Stage 3: Feedback
There will be reactions from laughter to dismay as the students see how ther instructions were carried out. The teacher needs to focus the students on what went wrong. Was the problem production or reception? What did Miko say and what did Joel hear? The dilema pushes the students to correct themselves and hear what they are saying. The discussions are often very animated and again the teacher must abitrate. The learners also see the real-life consequences of not producing or not hearing appropriate English sounds as well as getting personal and class feedback on their problem areas. As in exercise A, discussion can take place on strategies for pronunciation.

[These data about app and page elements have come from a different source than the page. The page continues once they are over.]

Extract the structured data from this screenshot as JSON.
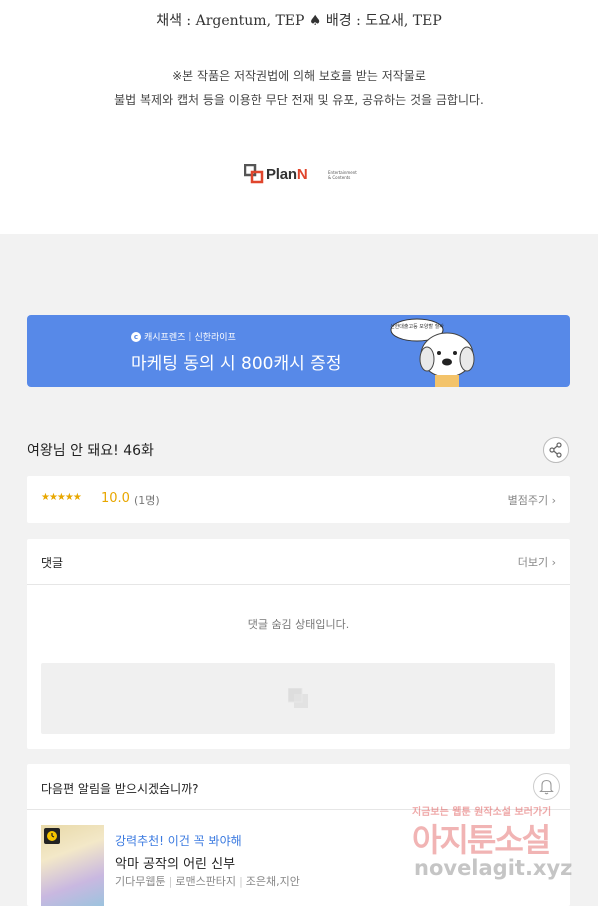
{
  "credits": "채색 : Argentum, TEP ♠ 배경 : 도요새, TEP",
  "notice": {
    "line1": "※본 작품은 저작권법에 의해 보호를 받는 저작물로",
    "line2": "불법 복제와 캡처 등을 이용한 무단 전재 및 유포, 공유하는 것을 금합니다."
  },
  "publisher_logo": {
    "name_main": "Plan",
    "name_accent": "N",
    "tagline": "Entertainment & Contents"
  },
  "banner": {
    "brand": "캐시프렌즈",
    "partner": "신한라이프",
    "headline": "마케팅 동의 시 800캐시 증정",
    "bubble": "신한대출고등 모양할 헐싸"
  },
  "episode": {
    "title": "여왕님 안 돼요! 46화"
  },
  "rating": {
    "stars": "★★★★★",
    "score": "10.0",
    "count": "(1명)",
    "rate_label": "별점주기"
  },
  "comments": {
    "title": "댓글",
    "more_label": "더보기",
    "hidden_message": "댓글 숨김 상태입니다."
  },
  "notify": {
    "question": "다음편 알림을 받으시겠습니까?"
  },
  "recommendation": {
    "promo": "강력추천! 이건 꼭 봐야해",
    "title": "악마 공작의 어린 신부",
    "badges": [
      "기다무웹툰",
      "로맨스판타지",
      "조은채,지안"
    ]
  },
  "watermark": {
    "small": "지금보는 웹툰 원작소설 보러가기",
    "big": "아지툰소설",
    "url": "novelagit.xyz"
  },
  "colors": {
    "banner": "#5789e8",
    "star": "#e8a700",
    "link_blue": "#3b7ae0",
    "logo_red": "#e0452c"
  }
}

The exercise allows clear practice in production and reception and gives concise feedback to individual learners as to where their problms lie in these areas and how to repair them. Often these are very simple physical questions such as not roundig the lips as in / u: / in fool , which the teacher can help them focus on.
This, in turn, allows discussion on learning strategies for pronunciation which can be drawn up it the classroom.

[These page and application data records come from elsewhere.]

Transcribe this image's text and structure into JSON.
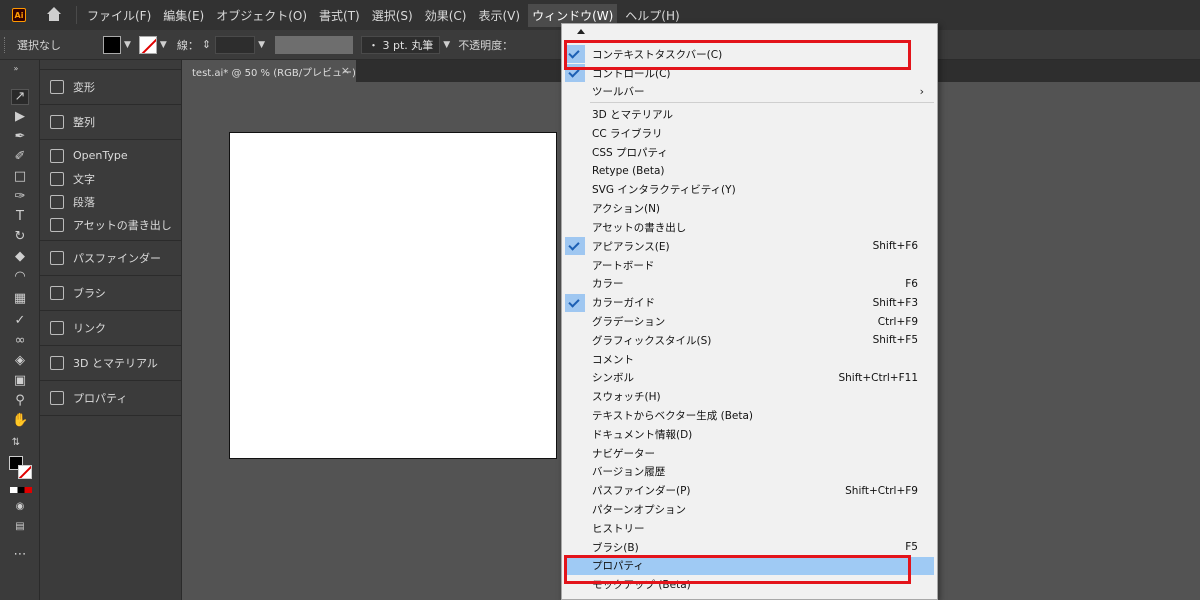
{
  "app": {
    "logo": "Ai"
  },
  "menubar": {
    "items": [
      "ファイル(F)",
      "編集(E)",
      "オブジェクト(O)",
      "書式(T)",
      "選択(S)",
      "効果(C)",
      "表示(V)",
      "ウィンドウ(W)",
      "ヘルプ(H)"
    ],
    "active_index": 7
  },
  "control": {
    "selection_label": "選択なし",
    "stroke_label": "線：",
    "brush_label": "・ 3 pt. 丸筆",
    "opacity_label": "不透明度："
  },
  "panels": {
    "groups": [
      [
        {
          "label": "変形",
          "icon": "transform-icon"
        }
      ],
      [
        {
          "label": "整列",
          "icon": "align-icon"
        }
      ],
      [
        {
          "label": "OpenType",
          "icon": "opentype-icon"
        },
        {
          "label": "文字",
          "icon": "character-icon"
        },
        {
          "label": "段落",
          "icon": "paragraph-icon"
        },
        {
          "label": "アセットの書き出し",
          "icon": "asset-export-icon"
        }
      ],
      [
        {
          "label": "パスファインダー",
          "icon": "pathfinder-icon"
        }
      ],
      [
        {
          "label": "ブラシ",
          "icon": "brush-icon"
        }
      ],
      [
        {
          "label": "リンク",
          "icon": "link-icon"
        }
      ],
      [
        {
          "label": "3D とマテリアル",
          "icon": "3d-materials-icon"
        }
      ],
      [
        {
          "label": "プロパティ",
          "icon": "properties-icon"
        }
      ]
    ]
  },
  "document": {
    "tab_title": "test.ai* @ 50 % (RGB/プレビュー)",
    "close_glyph": "×"
  },
  "window_menu": {
    "items": [
      {
        "label": "コンテキストタスクバー(C)",
        "checked": true
      },
      {
        "label": "コントロール(C)",
        "checked": true
      },
      {
        "label": "ツールバー",
        "submenu": true
      },
      {
        "divider": true
      },
      {
        "label": "3D とマテリアル"
      },
      {
        "label": "CC ライブラリ"
      },
      {
        "label": "CSS プロパティ"
      },
      {
        "label": "Retype (Beta)"
      },
      {
        "label": "SVG インタラクティビティ(Y)"
      },
      {
        "label": "アクション(N)"
      },
      {
        "label": "アセットの書き出し"
      },
      {
        "label": "アピアランス(E)",
        "checked": true,
        "shortcut": "Shift+F6"
      },
      {
        "label": "アートボード"
      },
      {
        "label": "カラー",
        "shortcut": "F6"
      },
      {
        "label": "カラーガイド",
        "checked": true,
        "shortcut": "Shift+F3"
      },
      {
        "label": "グラデーション",
        "shortcut": "Ctrl+F9"
      },
      {
        "label": "グラフィックスタイル(S)",
        "shortcut": "Shift+F5"
      },
      {
        "label": "コメント"
      },
      {
        "label": "シンボル",
        "shortcut": "Shift+Ctrl+F11"
      },
      {
        "label": "スウォッチ(H)"
      },
      {
        "label": "テキストからベクター生成 (Beta)"
      },
      {
        "label": "ドキュメント情報(D)"
      },
      {
        "label": "ナビゲーター"
      },
      {
        "label": "バージョン履歴"
      },
      {
        "label": "パスファインダー(P)",
        "shortcut": "Shift+Ctrl+F9"
      },
      {
        "label": "パターンオプション"
      },
      {
        "label": "ヒストリー"
      },
      {
        "label": "ブラシ(B)",
        "shortcut": "F5"
      },
      {
        "label": "プロパティ",
        "highlighted": true
      },
      {
        "label": "モックアップ (Beta)"
      }
    ]
  },
  "colors": {
    "highlight": "#9fcaf4",
    "check": "#1c5fb4",
    "annotation": "#e3141b"
  }
}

It is a communicative exercise as it involves disagreement, repair and ( hopefully !) agreement among other things.
Many language learners feel self concious and negative about their pronunciation . To effectively deal with this question in the class and enable learners to see an improvement, is invariably a great psychological boost.
I have used these activities with learners from many different cultural and language backgrounds and they have invariably been seen as both very useful and fun.
As teachers, we are often not the best judges of the accuracy of our students' pronunciation . We are accustomed to it and usually very tolerant when in general, native speakers are not. Such exercises help us to be more aware of real problems learners have in their oral production and to help to correct them.
Such activities should be an integral part of any language teaching programme as they make pronunciation an active element of the learning process and focus learners on the language they are producing.
Thanks to Ray Parker of Sheffield Hallam University; England for the gelephone Game. Some useful and very accessible constrastive analysis can be seen in the " Ship or Sheep" and "Three or Tree" series.